START DATASET CONTENT

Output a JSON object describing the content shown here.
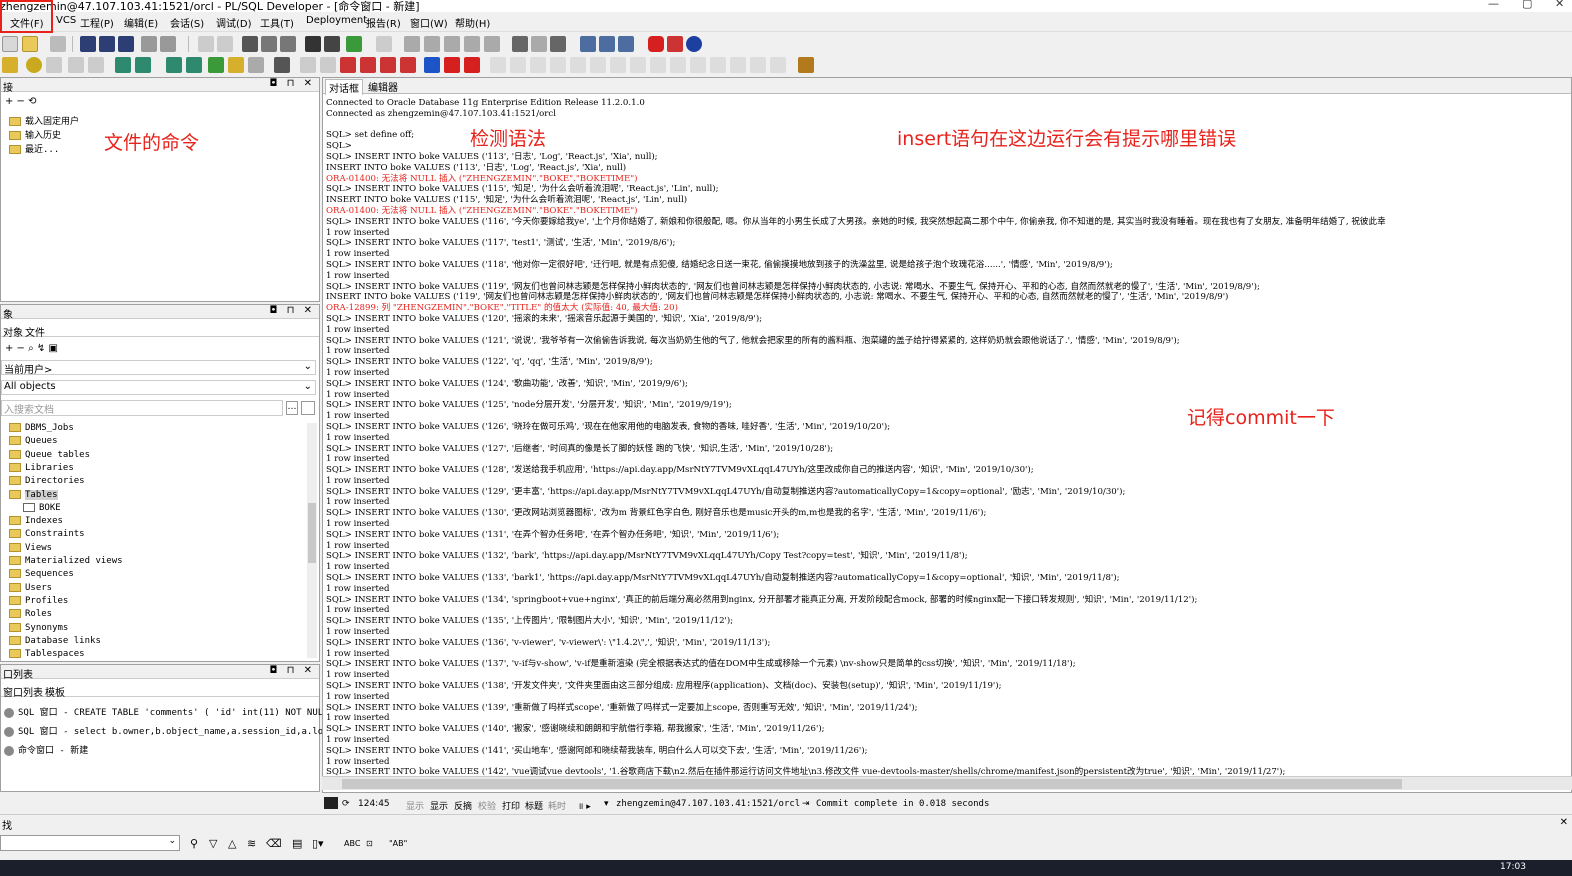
{
  "window": {
    "title": "zhengzemin@47.107.103.41:1521/orcl - PL/SQL Developer - [命令窗口 - 新建]",
    "controls": [
      "—",
      "▢",
      "✕"
    ]
  },
  "menu": [
    {
      "label": "文件(F)"
    },
    {
      "label": "VCS"
    },
    {
      "label": "工程(P)"
    },
    {
      "label": "编辑(E)"
    },
    {
      "label": "会话(S)"
    },
    {
      "label": "调试(D)"
    },
    {
      "label": "工具(T)"
    },
    {
      "label": "Deployment"
    },
    {
      "label": "报告(R)"
    },
    {
      "label": "窗口(W)"
    },
    {
      "label": "帮助(H)"
    }
  ],
  "file_panel": {
    "title": "接",
    "items": [
      "载入固定用户",
      "输入历史",
      "最近..."
    ]
  },
  "object_panel": {
    "title": "象",
    "tabs": [
      "对象",
      "文件"
    ],
    "user_select": "当前用户>",
    "filter_select": "All objects",
    "search_placeholder": "入搜索文档",
    "tree": [
      "DBMS_Jobs",
      "Queues",
      "Queue tables",
      "Libraries",
      "Directories",
      "Tables",
      "BOKE",
      "Indexes",
      "Constraints",
      "Views",
      "Materialized views",
      "Sequences",
      "Users",
      "Profiles",
      "Roles",
      "Synonyms",
      "Database links",
      "Tablespaces"
    ]
  },
  "window_list_panel": {
    "title": "口列表",
    "tabs": [
      "窗口列表",
      "模板"
    ],
    "items": [
      "SQL 窗口 - CREATE TABLE 'comments' ( 'id' int(11) NOT NULL A",
      "SQL 窗口 - select b.owner,b.object_name,a.session_id,a.locke",
      "命令窗口 - 新建"
    ]
  },
  "editor_tabs": [
    "对话框",
    "编辑器"
  ],
  "output_lines": [
    {
      "text": "Connected to Oracle Database 11g Enterprise Edition Release 11.2.0.1.0",
      "err": false
    },
    {
      "text": "Connected as zhengzemin@47.107.103.41:1521/orcl",
      "err": false
    },
    {
      "text": "",
      "err": false
    },
    {
      "text": "SQL> set define off;",
      "err": false
    },
    {
      "text": "SQL>",
      "err": false
    },
    {
      "text": "SQL> INSERT INTO boke VALUES ('113', '日志', 'Log', 'React.js', 'Xia', null);",
      "err": false
    },
    {
      "text": "INSERT INTO boke VALUES ('113', '日志', 'Log', 'React.js', 'Xia', null)",
      "err": false
    },
    {
      "text": "ORA-01400: 无法将 NULL 插入 (\"ZHENGZEMIN\".\"BOKE\".\"BOKETIME\")",
      "err": true
    },
    {
      "text": "SQL> INSERT INTO boke VALUES ('115', '知足', '为什么会听着流泪呢', 'React.js', 'Lin', null);",
      "err": false
    },
    {
      "text": "INSERT INTO boke VALUES ('115', '知足', '为什么会听着流泪呢', 'React.js', 'Lin', null)",
      "err": false
    },
    {
      "text": "ORA-01400: 无法将 NULL 插入 (\"ZHENGZEMIN\".\"BOKE\".\"BOKETIME\")",
      "err": true
    },
    {
      "text": "SQL> INSERT INTO boke VALUES ('116', '今天你要嫁给我ye', '上个月你结婚了, 新娘和你很般配, 嗯。你从当年的小男生长成了大男孩。亲她的时候, 我突然想起高二那个中午, 你偷亲我, 你不知道的是, 其实当时我没有睡着。现在我也有了女朋友, 准备明年结婚了, 祝彼此幸",
      "err": false
    },
    {
      "text": "1 row inserted",
      "err": false
    },
    {
      "text": "SQL> INSERT INTO boke VALUES ('117', 'test1', '测试', '生活', 'Min', '2019/8/6');",
      "err": false
    },
    {
      "text": "1 row inserted",
      "err": false
    },
    {
      "text": "SQL> INSERT INTO boke VALUES ('118', '他对你一定很好吧', '迁行吧, 就是有点犯傻, 结婚纪念日送一束花, 偷偷摸摸地放到孩子的洗澡盆里, 说是给孩子泡个玫瑰花浴......', '情感', 'Min', '2019/8/9');",
      "err": false
    },
    {
      "text": "1 row inserted",
      "err": false
    },
    {
      "text": "SQL> INSERT INTO boke VALUES ('119', '网友们也曾问林志颖是怎样保持小鲜肉状态的', '网友们也曾问林志颖是怎样保持小鲜肉状态的, 小志说: 常喝水、不要生气, 保持开心、平和的心态, 自然而然就老的慢了', '生活', 'Min', '2019/8/9');",
      "err": false
    },
    {
      "text": "INSERT INTO boke VALUES ('119', '网友们也曾问林志颖是怎样保持小鲜肉状态的', '网友们也曾问林志颖是怎样保持小鲜肉状态的, 小志说: 常喝水、不要生气, 保持开心、平和的心态, 自然而然就老的慢了', '生活', 'Min', '2019/8/9')",
      "err": false
    },
    {
      "text": "ORA-12899: 列 \"ZHENGZEMIN\".\"BOKE\".\"TITLE\" 的值太大 (实际值: 40, 最大值: 20)",
      "err": true
    },
    {
      "text": "SQL> INSERT INTO boke VALUES ('120', '摇滚的未来', '摇滚音乐起源于美国的', '知识', 'Xia', '2019/8/9');",
      "err": false
    },
    {
      "text": "1 row inserted",
      "err": false
    },
    {
      "text": "SQL> INSERT INTO boke VALUES ('121', '说说', '我爷爷有一次偷偷告诉我说, 每次当奶奶生他的气了, 他就会把家里的所有的酱料瓶、泡菜罐的盖子给拧得紧紧的, 这样奶奶就会跟他说话了.', '情感', 'Min', '2019/8/9');",
      "err": false
    },
    {
      "text": "1 row inserted",
      "err": false
    },
    {
      "text": "SQL> INSERT INTO boke VALUES ('122', 'q', 'qq', '生活', 'Min', '2019/8/9');",
      "err": false
    },
    {
      "text": "1 row inserted",
      "err": false
    },
    {
      "text": "SQL> INSERT INTO boke VALUES ('124', '歌曲功能', '改善', '知识', 'Min', '2019/9/6');",
      "err": false
    },
    {
      "text": "1 row inserted",
      "err": false
    },
    {
      "text": "SQL> INSERT INTO boke VALUES ('125', 'node分层开发', '分层开发', '知识', 'Min', '2019/9/19');",
      "err": false
    },
    {
      "text": "1 row inserted",
      "err": false
    },
    {
      "text": "SQL> INSERT INTO boke VALUES ('126', '晓玲在做可乐鸡', '现在在他家用他的电脑发表, 食物的香味, 哇好香', '生活', 'Min', '2019/10/20');",
      "err": false
    },
    {
      "text": "1 row inserted",
      "err": false
    },
    {
      "text": "SQL> INSERT INTO boke VALUES ('127', '后继者', '时间真的像是长了脚的妖怪 跑的飞快', '知识,生活', 'Min', '2019/10/28');",
      "err": false
    },
    {
      "text": "1 row inserted",
      "err": false
    },
    {
      "text": "SQL> INSERT INTO boke VALUES ('128', '发送给我手机应用', 'https://api.day.app/MsrNtY7TVM9vXLqqL47UYh/这里改成你自己的推送内容', '知识', 'Min', '2019/10/30');",
      "err": false
    },
    {
      "text": "1 row inserted",
      "err": false
    },
    {
      "text": "SQL> INSERT INTO boke VALUES ('129', '更丰富', 'https://api.day.app/MsrNtY7TVM9vXLqqL47UYh/自动复制推送内容?automaticallyCopy=1&copy=optional', '励志', 'Min', '2019/10/30');",
      "err": false
    },
    {
      "text": "1 row inserted",
      "err": false
    },
    {
      "text": "SQL> INSERT INTO boke VALUES ('130', '更改网站浏览器图标', '改为m 背景红色字白色, 刚好音乐也是music开头的m,m也是我的名字', '生活', 'Min', '2019/11/6');",
      "err": false
    },
    {
      "text": "1 row inserted",
      "err": false
    },
    {
      "text": "SQL> INSERT INTO boke VALUES ('131', '在弄个智办任务吧', '在弄个智办任务吧', '知识', 'Min', '2019/11/6');",
      "err": false
    },
    {
      "text": "1 row inserted",
      "err": false
    },
    {
      "text": "SQL> INSERT INTO boke VALUES ('132', 'bark', 'https://api.day.app/MsrNtY7TVM9vXLqqL47UYh/Copy Test?copy=test', '知识', 'Min', '2019/11/8');",
      "err": false
    },
    {
      "text": "1 row inserted",
      "err": false
    },
    {
      "text": "SQL> INSERT INTO boke VALUES ('133', 'bark1', 'https://api.day.app/MsrNtY7TVM9vXLqqL47UYh/自动复制推送内容?automaticallyCopy=1&copy=optional', '知识', 'Min', '2019/11/8');",
      "err": false
    },
    {
      "text": "1 row inserted",
      "err": false
    },
    {
      "text": "SQL> INSERT INTO boke VALUES ('134', 'springboot+vue+nginx', '真正的前后端分离必然用到nginx, 分开部署才能真正分离, 开发阶段配合mock, 部署的时候nginx配一下接口转发规则', '知识', 'Min', '2019/11/12');",
      "err": false
    },
    {
      "text": "1 row inserted",
      "err": false
    },
    {
      "text": "SQL> INSERT INTO boke VALUES ('135', '上传图片', '限制图片大小', '知识', 'Min', '2019/11/12');",
      "err": false
    },
    {
      "text": "1 row inserted",
      "err": false
    },
    {
      "text": "SQL> INSERT INTO boke VALUES ('136', 'v-viewer', 'v-viewer\\': \\\"1.4.2\\\",', '知识', 'Min', '2019/11/13');",
      "err": false
    },
    {
      "text": "1 row inserted",
      "err": false
    },
    {
      "text": "SQL> INSERT INTO boke VALUES ('137', 'v-if与v-show', 'v-if是重新渲染 (完全根据表达式的值在DOM中生成或移除一个元素) \\nv-show只是简单的css切换', '知识', 'Min', '2019/11/18');",
      "err": false
    },
    {
      "text": "1 row inserted",
      "err": false
    },
    {
      "text": "SQL> INSERT INTO boke VALUES ('138', '开发文件夹', '文件夹里面由这三部分组成: 应用程序(application)、文档(doc)、安装包(setup)', '知识', 'Min', '2019/11/19');",
      "err": false
    },
    {
      "text": "1 row inserted",
      "err": false
    },
    {
      "text": "SQL> INSERT INTO boke VALUES ('139', '重新做了吗样式scope', '重新做了吗样式一定要加上scope, 否则重写无效', '知识', 'Min', '2019/11/24');",
      "err": false
    },
    {
      "text": "1 row inserted",
      "err": false
    },
    {
      "text": "SQL> INSERT INTO boke VALUES ('140', '搬家', '感谢晓续和朗朗和宇航借行李箱, 帮我搬家', '生活', 'Min', '2019/11/26');",
      "err": false
    },
    {
      "text": "1 row inserted",
      "err": false
    },
    {
      "text": "SQL> INSERT INTO boke VALUES ('141', '买山地车', '感谢阿郎和晓续帮我装车, 明白什么人可以交下去', '生活', 'Min', '2019/11/26');",
      "err": false
    },
    {
      "text": "1 row inserted",
      "err": false
    },
    {
      "text": "SQL> INSERT INTO boke VALUES ('142', 'vue调试vue devtools', '1.谷歌商店下载\\n2.然后在插件那运行访问文件地址\\n3.修改文件 vue-devtools-master/shells/chrome/manifest.json的persistent改为true', '知识', 'Min', '2019/11/27');",
      "err": false
    }
  ],
  "annotations": {
    "file_commands": "文件的命令",
    "check_syntax": "检测语法",
    "insert_hint": "insert语句在这边运行会有提示哪里错误",
    "commit_reminder": "记得commit一下"
  },
  "status": {
    "position": "124:45",
    "labels": [
      "显示",
      "显示",
      "反摘",
      "校验",
      "打印",
      "标题",
      "耗时"
    ],
    "connection": "zhengzemin@47.107.103.41:1521/orcl",
    "message": "Commit complete in 0.018 seconds"
  },
  "find": {
    "title": "找",
    "abc": "ABC",
    "ab": "\"AB\""
  },
  "taskbar": {
    "time": "17:03"
  }
}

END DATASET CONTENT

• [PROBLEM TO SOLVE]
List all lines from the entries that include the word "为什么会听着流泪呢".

• [RESULT OF THIS EXERCISE]
      "text": "SQL> INSERT INTO boke VALUES ('115', '知足', '为什么会听着流泪呢', 'React.js', 'Lin', null);",
      "text": "INSERT INTO boke VALUES ('115', '知足', '为什么会听着流泪呢', 'React.js', 'Lin', null)",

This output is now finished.